Your task »
Which lines of the data hold the word "bike"? Copy all of them.

[Element data from apps and pages]
______
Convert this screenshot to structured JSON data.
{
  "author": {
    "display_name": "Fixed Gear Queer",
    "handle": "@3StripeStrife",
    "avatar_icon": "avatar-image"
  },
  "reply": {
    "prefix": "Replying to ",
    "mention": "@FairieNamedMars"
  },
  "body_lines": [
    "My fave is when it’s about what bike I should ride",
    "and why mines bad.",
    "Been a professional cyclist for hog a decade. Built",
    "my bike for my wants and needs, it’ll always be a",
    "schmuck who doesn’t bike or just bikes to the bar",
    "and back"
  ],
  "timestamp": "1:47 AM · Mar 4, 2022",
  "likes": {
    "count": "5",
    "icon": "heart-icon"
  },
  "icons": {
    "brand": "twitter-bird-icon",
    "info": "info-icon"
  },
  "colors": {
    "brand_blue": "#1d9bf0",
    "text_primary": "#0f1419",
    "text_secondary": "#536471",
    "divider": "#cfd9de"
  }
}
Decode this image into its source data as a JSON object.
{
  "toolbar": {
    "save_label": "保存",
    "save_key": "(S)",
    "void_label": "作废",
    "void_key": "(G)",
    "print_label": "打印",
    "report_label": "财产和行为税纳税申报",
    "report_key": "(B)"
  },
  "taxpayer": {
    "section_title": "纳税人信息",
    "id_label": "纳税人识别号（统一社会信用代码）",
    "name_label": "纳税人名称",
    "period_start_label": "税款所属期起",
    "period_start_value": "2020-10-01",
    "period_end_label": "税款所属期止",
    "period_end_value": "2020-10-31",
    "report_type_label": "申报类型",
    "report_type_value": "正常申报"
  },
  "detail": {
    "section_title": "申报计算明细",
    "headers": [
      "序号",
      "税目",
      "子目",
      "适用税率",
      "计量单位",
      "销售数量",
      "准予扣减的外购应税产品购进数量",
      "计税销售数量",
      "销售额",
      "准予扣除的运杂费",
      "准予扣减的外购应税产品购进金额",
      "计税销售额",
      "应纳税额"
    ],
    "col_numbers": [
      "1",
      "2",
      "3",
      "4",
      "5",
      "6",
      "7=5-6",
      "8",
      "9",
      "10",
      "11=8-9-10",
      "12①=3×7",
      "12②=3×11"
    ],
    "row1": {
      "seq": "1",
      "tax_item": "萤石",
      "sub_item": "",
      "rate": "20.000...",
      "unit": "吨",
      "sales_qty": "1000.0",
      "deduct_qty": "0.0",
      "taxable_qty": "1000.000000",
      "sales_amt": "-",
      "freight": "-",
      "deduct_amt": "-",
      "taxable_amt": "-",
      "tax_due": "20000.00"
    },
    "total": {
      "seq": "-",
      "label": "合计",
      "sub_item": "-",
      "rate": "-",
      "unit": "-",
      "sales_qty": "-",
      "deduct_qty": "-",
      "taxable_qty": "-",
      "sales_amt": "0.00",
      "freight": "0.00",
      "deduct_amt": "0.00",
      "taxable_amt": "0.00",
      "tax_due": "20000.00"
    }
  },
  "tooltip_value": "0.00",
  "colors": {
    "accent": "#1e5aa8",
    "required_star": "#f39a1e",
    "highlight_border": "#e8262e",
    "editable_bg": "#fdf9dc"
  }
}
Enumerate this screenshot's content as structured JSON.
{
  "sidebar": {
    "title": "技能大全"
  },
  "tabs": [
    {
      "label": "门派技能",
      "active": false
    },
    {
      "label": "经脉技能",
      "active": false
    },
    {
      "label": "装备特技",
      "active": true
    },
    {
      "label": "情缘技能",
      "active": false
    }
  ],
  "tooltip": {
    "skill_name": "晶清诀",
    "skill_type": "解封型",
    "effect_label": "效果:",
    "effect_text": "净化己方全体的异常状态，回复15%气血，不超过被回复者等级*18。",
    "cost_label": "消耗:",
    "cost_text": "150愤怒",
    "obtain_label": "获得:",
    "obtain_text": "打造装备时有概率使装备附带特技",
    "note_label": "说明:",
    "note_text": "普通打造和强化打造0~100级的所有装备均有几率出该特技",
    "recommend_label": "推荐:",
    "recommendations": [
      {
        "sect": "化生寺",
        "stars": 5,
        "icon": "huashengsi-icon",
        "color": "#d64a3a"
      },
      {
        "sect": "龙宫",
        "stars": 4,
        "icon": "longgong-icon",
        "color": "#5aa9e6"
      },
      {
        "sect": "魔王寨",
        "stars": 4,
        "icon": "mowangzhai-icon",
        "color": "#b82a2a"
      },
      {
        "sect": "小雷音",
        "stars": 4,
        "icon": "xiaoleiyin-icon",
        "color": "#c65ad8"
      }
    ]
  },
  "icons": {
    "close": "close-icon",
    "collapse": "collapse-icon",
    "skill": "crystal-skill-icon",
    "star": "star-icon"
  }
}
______
Response area »
    "My fave is when it’s about what bike I should ride",
    "my bike for my wants and needs, it’ll always be a",
    "schmuck who doesn’t bike or just bikes to the bar",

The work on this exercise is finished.